Paleontologist Barbara A. Bedette; Specialized in Cenozoic Mollusks
Sunday, March 5, 2006
Barbara Audrey Bedette, 73, whose interest in snails, clams and other mollusks reached back 65 million years, and whose work is likely to benefit scientists for generations to come, died of acute leukemia Feb. 23 at George Washington University Hospital. She was a Washington resident.
For 52 years, Miss Bedette worked for the U.S. Geological Survey's paleontology and stratigraphy branch. She specialized in Cenozoic molluscan paleontology, a science that uses fossils to study life in the past.
She neither described new species nor published groundbreaking research on a particular animal population, but her work is broadly used by research and field scientists who do just that. Miss Bedette painstakingly created a reference file of 30,000 index cards for Atlantic and Gulf Coastal Plain Cenozoic mollusks. She also systematically arranged the huge national collection of Cenozoic mollusks at the Smithsonian's National Museum of Natural History, a half-mile of drawers filled with hundreds of thousands of specimens.
"What it amounts to is that over the years, there have been many scientific papers describing new species," said Thomas R. Waller, the Natural History Museum's curator of Cenozoic mollusks. "The literature is really scattered in many different journals, some known and some unknown. It's really the obligation of anyone wishing to describe a new species to make absolutely sure it's not been described before."

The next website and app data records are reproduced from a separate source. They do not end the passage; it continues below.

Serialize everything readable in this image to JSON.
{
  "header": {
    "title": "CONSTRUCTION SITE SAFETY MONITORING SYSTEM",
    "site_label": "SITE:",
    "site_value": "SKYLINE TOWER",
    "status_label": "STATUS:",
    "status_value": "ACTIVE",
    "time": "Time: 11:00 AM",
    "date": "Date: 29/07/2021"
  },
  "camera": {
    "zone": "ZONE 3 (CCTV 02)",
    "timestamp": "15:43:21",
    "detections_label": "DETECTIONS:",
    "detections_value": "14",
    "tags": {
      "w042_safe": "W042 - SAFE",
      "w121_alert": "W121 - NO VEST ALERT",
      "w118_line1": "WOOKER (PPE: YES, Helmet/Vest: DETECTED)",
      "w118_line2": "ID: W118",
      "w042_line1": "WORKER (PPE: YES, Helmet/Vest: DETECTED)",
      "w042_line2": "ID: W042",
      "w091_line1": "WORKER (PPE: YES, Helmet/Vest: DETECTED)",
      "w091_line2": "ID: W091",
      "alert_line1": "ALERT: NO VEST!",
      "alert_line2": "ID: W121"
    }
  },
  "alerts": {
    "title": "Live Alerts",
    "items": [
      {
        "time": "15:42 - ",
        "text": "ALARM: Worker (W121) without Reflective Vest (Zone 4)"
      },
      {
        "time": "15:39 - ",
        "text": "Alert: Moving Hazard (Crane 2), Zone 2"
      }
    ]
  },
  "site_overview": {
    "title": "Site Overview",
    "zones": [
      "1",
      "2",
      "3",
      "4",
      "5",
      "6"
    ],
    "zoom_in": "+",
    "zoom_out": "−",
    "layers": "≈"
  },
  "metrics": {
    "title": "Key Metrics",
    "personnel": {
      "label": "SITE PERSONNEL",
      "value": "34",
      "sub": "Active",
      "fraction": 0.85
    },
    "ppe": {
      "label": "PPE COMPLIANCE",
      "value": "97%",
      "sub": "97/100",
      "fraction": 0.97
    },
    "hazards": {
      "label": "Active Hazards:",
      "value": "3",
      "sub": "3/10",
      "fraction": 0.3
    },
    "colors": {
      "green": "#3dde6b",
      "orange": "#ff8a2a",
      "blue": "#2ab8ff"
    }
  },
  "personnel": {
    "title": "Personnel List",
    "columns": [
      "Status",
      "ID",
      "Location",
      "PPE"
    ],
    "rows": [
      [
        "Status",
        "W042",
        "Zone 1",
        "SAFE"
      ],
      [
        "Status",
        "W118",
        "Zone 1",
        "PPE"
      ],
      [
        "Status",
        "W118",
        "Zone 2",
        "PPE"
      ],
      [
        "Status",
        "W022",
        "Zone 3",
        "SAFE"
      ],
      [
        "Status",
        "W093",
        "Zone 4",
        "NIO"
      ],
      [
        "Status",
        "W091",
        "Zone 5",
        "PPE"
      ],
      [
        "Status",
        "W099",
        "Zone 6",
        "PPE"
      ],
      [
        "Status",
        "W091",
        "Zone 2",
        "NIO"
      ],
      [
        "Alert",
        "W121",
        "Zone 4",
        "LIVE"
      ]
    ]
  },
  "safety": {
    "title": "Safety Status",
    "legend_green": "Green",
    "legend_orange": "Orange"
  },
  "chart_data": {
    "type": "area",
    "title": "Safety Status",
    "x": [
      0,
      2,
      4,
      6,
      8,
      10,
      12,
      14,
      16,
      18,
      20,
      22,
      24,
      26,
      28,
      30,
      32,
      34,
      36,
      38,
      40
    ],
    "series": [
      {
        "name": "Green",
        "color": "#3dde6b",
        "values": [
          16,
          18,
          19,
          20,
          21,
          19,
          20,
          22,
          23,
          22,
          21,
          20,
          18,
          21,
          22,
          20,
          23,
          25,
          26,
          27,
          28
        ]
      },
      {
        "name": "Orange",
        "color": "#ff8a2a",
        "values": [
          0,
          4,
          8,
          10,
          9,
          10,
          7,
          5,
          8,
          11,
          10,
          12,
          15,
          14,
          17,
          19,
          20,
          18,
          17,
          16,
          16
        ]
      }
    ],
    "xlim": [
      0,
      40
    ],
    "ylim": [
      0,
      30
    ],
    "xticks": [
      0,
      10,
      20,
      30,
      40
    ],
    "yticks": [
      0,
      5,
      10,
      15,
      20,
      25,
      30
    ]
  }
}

Colleagues described Miss Bedette as an unassuming, quiet woman with an uncanny feel for the relevant or unusual bit of information in her field. Although she worked for the U.S. Geological Survey, her office was at the Natural History Museum, and she worked closely with its scientists. "She had a remarkable insight for flagging things that I was indeed interested in, but I was surprised that she knew I would be interested in," Waller said.
She was born in Conneaut, Ohio, and was a geology graduate of Bowling Green State University in Ohio. She moved to Washington in 1954 and worked for several scientists who are legendary in paleontology, including Harry S. Ladd and Wendell Woodring, for whom she did proofreading and indexing in the era before desktop computers.
After her retirement in 1988, she continued to work at the Natural History Museum and compiled a library of descriptions of more than 7,000 of the world's known fossils and living scallops, a task she had nearly completed before she died.
She enjoyed domestic and foreign travel, loved the outdoors and enjoyed field work, including scuba diving. She was awarded USGS's Scroll of Honor and the Natural History Museum's Peer Recognition Community Award.
She also worked on a small business, Butterfly Alphabet Inc., with longtime friend Kjell Sandved of Washington.
She has no immediate survivors.